─── Dataset excerpts

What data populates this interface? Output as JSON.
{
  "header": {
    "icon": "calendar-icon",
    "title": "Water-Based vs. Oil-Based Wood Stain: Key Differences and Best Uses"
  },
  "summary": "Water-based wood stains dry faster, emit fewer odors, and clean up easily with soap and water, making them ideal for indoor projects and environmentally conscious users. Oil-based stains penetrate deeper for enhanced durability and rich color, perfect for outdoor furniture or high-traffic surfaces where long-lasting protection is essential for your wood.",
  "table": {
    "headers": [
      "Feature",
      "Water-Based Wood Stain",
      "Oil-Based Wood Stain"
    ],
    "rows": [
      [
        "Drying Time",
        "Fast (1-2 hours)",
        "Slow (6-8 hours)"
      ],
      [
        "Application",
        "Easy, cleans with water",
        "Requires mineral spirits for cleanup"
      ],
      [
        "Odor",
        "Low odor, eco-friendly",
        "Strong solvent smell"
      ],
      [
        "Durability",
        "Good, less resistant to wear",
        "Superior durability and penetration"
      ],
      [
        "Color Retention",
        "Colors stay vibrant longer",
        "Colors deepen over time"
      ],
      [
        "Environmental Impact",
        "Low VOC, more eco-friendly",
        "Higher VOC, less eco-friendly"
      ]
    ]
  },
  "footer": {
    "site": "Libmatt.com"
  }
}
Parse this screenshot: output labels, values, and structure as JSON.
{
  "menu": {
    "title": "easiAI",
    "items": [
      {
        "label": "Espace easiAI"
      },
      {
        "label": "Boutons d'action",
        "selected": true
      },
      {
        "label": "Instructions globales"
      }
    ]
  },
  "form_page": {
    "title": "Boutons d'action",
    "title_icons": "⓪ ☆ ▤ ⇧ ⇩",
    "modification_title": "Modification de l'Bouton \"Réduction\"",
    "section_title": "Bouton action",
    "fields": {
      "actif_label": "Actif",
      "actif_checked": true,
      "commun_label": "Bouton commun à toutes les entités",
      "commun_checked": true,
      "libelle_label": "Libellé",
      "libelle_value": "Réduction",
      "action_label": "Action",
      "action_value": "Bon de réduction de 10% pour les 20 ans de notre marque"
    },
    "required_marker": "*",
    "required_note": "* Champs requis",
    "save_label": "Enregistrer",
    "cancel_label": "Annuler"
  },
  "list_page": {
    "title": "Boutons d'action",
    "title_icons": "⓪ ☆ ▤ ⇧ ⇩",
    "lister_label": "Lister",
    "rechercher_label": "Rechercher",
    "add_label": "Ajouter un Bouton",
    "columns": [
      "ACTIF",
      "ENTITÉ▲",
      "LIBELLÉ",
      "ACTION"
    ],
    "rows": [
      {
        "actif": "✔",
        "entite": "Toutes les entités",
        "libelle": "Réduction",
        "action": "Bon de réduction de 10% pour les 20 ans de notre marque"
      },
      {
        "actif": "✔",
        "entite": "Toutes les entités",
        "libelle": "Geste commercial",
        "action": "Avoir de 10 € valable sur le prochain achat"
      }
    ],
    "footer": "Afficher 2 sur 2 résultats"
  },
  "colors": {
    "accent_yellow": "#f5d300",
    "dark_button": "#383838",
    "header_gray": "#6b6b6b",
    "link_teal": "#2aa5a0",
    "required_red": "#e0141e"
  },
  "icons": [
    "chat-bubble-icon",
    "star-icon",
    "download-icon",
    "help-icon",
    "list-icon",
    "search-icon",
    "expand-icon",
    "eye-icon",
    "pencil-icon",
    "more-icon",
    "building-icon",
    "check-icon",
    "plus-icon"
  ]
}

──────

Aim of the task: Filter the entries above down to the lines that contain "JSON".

Answer to this problem:
What data populates this interface? Output as JSON.
Parse this screenshot: output labels, values, and structure as JSON.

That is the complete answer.